posted 29 Apr 2015, 14:52 by HKIP News   [ updated 30 Apr 2015, 16:36 ]

At the end of a two-day closed door meeting, the controversial North East New Territories Development Plan has finally been approved, despite persistent protests from villagers affected by it. Compulsory repurchase of rural lands could commence as early as 2017. The decision is a nail in the coffin for one of the oldest and most traditional areas of Hong Kong that is steeped in history and cultural heritage.

For the benefit of those who may not be au fait with the facts, this plan has been plagued by controversy from the start as it is put forth by the HK government to demolish a series of villages to make way for new urban areas.

1. Is there even a need for a plan of this scale? -- Many Hongkongers believe that the government's claims of population growth are exaggerated and, what's more, the proportion of public housing in the overall plan is small.
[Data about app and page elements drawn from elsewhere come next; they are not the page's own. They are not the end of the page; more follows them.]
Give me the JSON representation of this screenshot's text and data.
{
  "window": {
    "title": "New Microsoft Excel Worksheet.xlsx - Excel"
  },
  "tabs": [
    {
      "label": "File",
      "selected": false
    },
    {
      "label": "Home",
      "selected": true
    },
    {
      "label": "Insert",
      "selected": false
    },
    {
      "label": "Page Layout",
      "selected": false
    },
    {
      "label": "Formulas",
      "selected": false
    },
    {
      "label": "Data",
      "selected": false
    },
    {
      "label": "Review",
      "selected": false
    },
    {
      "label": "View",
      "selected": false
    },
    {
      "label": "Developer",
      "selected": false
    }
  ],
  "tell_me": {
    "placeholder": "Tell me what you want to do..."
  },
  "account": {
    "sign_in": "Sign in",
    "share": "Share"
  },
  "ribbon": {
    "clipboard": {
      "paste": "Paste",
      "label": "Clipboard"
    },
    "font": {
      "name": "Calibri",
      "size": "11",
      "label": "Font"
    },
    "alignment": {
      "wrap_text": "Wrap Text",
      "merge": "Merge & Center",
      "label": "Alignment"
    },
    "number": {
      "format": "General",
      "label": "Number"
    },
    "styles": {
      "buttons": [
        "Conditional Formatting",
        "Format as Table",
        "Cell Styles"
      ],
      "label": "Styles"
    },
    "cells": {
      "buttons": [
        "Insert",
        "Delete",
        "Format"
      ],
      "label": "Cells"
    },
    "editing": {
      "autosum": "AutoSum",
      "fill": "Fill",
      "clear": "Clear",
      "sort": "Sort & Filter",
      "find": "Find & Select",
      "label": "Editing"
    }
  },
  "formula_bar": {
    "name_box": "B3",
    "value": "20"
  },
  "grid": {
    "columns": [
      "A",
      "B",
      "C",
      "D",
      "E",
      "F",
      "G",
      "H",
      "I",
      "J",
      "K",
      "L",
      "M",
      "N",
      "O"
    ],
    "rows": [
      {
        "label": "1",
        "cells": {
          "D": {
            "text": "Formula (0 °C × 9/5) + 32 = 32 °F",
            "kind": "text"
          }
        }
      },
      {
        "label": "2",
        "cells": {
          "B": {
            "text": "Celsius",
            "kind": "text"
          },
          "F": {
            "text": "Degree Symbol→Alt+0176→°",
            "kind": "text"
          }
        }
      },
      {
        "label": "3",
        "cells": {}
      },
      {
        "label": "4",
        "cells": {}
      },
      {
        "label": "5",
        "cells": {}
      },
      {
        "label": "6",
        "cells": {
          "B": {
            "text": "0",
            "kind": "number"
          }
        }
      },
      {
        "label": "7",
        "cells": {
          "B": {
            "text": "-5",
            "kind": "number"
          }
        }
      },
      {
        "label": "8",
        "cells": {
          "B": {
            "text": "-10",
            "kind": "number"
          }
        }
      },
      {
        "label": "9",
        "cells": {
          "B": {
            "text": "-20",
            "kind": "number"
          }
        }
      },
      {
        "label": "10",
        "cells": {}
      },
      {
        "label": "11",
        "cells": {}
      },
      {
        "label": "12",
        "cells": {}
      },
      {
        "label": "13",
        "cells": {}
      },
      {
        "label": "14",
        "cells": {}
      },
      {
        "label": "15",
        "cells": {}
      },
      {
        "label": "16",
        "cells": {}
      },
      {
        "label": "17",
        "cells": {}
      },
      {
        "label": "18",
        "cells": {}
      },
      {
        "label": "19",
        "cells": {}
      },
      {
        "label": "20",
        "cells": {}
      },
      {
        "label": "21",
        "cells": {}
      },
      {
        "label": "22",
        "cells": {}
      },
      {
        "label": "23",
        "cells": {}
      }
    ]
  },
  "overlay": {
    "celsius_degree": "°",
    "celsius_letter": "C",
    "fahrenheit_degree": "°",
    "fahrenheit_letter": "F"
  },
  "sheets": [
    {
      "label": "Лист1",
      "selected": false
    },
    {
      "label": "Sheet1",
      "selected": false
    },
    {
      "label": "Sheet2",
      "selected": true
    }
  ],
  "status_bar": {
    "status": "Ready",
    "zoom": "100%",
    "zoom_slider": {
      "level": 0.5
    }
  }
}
In terms of actual land use, only 6% of the overall area will be used for public housing.

2. At what cost? -- Over 8,400 people will be displaced in the affected areas, most of whom with no land rights. These farmers will lose their livelihoods along with the farmland. Furthermore, over 1,000 elderly people will have to be moved from retirement homes. To cap it all, a quarter of Hong Kong's farmland will be destroyed.

3. Who really stands to gain from this? -- Four major property developers (Henderson Land, New World, Sun Hung Kai, Cheung Kong) have bought at a low price much of the affected farmland, most of which will be turned into luxury apartments and sold at a premium. In addition, despite obvious conflict of interest, a number of government officials stand to reap huge gains from this development plan. Development Minister Paul Chan, for example, was discovered in July 2013 to have family members owning 18,000 sq ft of farmland in one of the affected areas and now stand to gain over $12.4 million.

As the Hong Kong government is now dominated by politicians representing special interest groups such as property developers and business tycoons, local people often find that their voices fall on deaf ears. This is part of what is currently fuelling calls for universal suffrage in Hong Kong.